KUALA LUMPUR, March 20 — National oil firm Petronas could be unlawful as its founding law was approved before it signed agreements with all the states, law professor Datuk Dr Shad Saleem Faruqi said today.
He also explained that according to the constitution land belongs to the states, which complicates the provision in the agreement surrendering control of petroleum found onshore under the Petroleum Development Act 1974.
“I think there are some aspects of the Petronas Act that is unconstitutional,” Shad told a forum on oil rights.
Under the agreements signed in the mid-1970s all state governments were promised cash payment or royalty of five per cent for petroleum extracted onshore or offshore in return for surrendering their control of petroleum resources to the national oil company.
Shad also pointed out that the Act was passed before all the states had signed the agreement.
“The constitution says when you take somebody’s property you have to pay adequate compensation,” said Shad.
Lawyer Tommy Thomas, who represented the Terengganu government in its demand for oil royalty, however said it would be a disaster if the Petroleum Development Act is declared unconstitutional.
“The first problem with that argument is Petronas becomes illegal,” said Thomas, adding that no party has brought the question to court.
“If the court rules PDA to be unconstitutional, I think it will be a tragedy,” he said.Thomas also pointed out that all 13 states have agreed to the agreement.
“To me the PDA is a wonderful example of federalism,” he added.
Thomas is also currently advising the Kelantan state government to demand for oil royalty from Petronas.
Today’s forum, “Oil Royalty: A Constitutional Right?” was organised by the Bar Council to discuss the constitutional aspect of the oil royalty payment to petroleum-producing states.

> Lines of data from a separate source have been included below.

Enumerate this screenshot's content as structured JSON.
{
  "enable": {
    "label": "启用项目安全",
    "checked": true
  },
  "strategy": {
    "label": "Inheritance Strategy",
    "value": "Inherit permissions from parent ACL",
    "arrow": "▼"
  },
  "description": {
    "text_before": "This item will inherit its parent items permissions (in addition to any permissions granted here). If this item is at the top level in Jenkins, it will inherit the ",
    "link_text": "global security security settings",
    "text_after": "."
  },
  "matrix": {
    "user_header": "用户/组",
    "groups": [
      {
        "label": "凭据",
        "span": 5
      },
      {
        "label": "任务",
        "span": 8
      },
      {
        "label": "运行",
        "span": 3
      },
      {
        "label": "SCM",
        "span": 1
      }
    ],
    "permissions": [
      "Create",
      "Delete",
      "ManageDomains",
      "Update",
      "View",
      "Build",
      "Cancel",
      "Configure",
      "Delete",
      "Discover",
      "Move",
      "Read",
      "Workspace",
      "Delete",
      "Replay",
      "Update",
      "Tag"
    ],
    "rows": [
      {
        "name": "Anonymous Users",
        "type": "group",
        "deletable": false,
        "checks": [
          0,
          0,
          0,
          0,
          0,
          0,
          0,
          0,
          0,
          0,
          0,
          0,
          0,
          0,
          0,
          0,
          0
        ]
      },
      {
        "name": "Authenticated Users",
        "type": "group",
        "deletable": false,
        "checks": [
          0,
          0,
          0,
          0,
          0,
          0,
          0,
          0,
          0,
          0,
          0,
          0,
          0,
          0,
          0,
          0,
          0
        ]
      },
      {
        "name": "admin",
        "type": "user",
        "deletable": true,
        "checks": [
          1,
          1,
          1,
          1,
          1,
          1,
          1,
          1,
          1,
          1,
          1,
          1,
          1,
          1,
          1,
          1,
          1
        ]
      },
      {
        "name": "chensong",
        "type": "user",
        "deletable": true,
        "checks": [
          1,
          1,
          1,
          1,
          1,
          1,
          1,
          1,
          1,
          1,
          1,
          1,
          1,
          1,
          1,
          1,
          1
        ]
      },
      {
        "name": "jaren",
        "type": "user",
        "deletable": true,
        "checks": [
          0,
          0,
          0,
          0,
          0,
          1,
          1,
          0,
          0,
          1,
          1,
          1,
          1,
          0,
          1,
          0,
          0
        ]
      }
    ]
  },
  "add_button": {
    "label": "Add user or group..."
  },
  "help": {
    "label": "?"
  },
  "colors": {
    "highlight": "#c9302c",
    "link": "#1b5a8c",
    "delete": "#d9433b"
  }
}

Gua Musang MP and Petronas founding chairman Tengku Razaleigh Hamzah and lawyer Datuk Cecil Abraham also spoke at the forum.
Kelantan is currently demanding the federal government pay the five per cent royalty for oil extracted off its shore.
But Putrajaya has maintained that the East Coast state is not entitled to the payment as the oil and gas are extracted from waters that are beyond the three-nautical mile limit prescribed as territorial waters under Malaysia’s Emergency Ordinance (Essential Powers) No. 7, 1969.
The federal government has instead promised to pay goodwill payment or “wang ehsan” through its agencies in the state.
Terengganu also suffered a similar fate in 2000 when the federal government ordered the oil royalty payment to the state to be stopped after PAS took over the government a year earlier.
But the royalty payment to Terengganu was reinstated early last year.